Rookie season – Year 1
After Darius Garland was drafted, there were concerns with the Cavs’ roster. Not only were they a terrible defensive team the year prior, they just added another 6-foot-1 guard to the roster, with not a lot of defensive upside, in addition to Collin Sexton, another 6-foot-1 guard they drafted in the 2018 NBA Draft. The tandem of Garland and Sexton didn’t look to be a great defensive duo, and looked terrible on paper.
The naysayers of Garland were right, in his rookie season. In his first year in the NBA, he was statistically the worst NBA player. Not just rookie, but the worst player in the whole league. The Cleveland Cavaliers were a terrible defensive team again. Garland was not the only reason for the struggle defensively, but he was definitely a key component. Garland’s defensive rating as a rookie ranked second overall in league history at the time. The only player worse than him at that point as a rookie was his teammate, Collin Sexton.
The Cavaliers actually decided to play Garland at the shooting guard position, more so than the point guard in his rookie season. Most of his minutes played came at the off-guard, and not being the lead facilitator. Maybe because he was out of position that he wasn’t as good of a player, but it’s not certain.
Garland’s rookie season was cut short, and the league was put on pause because of the COVID-19 pandemic. He seemed to be turning a corner, but his season was over. He ended up averaging 12.3 points and 3.9 assists per game. His efficiency was really poor, as he shot 40.1 percent from the field and 35.5 percent from the 3-point line, but 87.5 percent from the free throw line was promising.
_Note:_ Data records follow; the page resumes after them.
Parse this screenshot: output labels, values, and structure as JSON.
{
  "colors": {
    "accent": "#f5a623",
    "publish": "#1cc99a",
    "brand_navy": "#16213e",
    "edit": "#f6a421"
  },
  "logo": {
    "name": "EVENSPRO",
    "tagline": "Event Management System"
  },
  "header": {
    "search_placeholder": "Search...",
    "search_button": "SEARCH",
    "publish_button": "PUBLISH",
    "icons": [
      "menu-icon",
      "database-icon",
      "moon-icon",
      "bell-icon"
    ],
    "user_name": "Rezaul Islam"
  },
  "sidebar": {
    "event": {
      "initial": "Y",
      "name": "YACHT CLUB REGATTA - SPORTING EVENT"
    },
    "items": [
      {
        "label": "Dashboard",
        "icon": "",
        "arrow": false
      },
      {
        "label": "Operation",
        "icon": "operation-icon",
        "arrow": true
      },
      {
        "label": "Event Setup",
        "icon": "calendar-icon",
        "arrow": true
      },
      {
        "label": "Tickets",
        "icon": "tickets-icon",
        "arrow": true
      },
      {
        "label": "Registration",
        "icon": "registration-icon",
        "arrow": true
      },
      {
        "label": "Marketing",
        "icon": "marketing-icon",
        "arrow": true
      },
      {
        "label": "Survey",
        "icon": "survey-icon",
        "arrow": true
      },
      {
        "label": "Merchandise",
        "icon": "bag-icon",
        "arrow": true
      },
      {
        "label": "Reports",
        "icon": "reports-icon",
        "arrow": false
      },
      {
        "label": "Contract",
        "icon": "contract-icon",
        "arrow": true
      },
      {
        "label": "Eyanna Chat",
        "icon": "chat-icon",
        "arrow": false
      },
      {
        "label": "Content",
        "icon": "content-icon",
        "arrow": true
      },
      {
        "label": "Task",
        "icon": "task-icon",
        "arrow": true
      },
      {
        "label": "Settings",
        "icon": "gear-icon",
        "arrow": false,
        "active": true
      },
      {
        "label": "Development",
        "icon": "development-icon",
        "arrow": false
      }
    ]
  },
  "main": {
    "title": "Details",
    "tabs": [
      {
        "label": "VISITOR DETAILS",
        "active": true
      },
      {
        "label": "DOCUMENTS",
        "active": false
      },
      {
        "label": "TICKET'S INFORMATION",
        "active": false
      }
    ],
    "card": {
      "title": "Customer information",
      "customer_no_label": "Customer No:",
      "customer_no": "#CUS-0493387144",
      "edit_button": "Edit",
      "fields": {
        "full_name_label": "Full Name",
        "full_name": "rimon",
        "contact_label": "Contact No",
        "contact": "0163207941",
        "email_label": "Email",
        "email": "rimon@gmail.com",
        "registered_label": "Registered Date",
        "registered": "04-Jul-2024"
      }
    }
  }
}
Garland didn’t even sniff an All-Rookie team, and missed out on both All-Rookie First and Second team. In Garland’s defense, he didn’t play a lot in college, which did stunt his development. Combine that with the fact that a rookie point guard is one of the hardest positions to play, it just made Garland’s rookie season that much harder.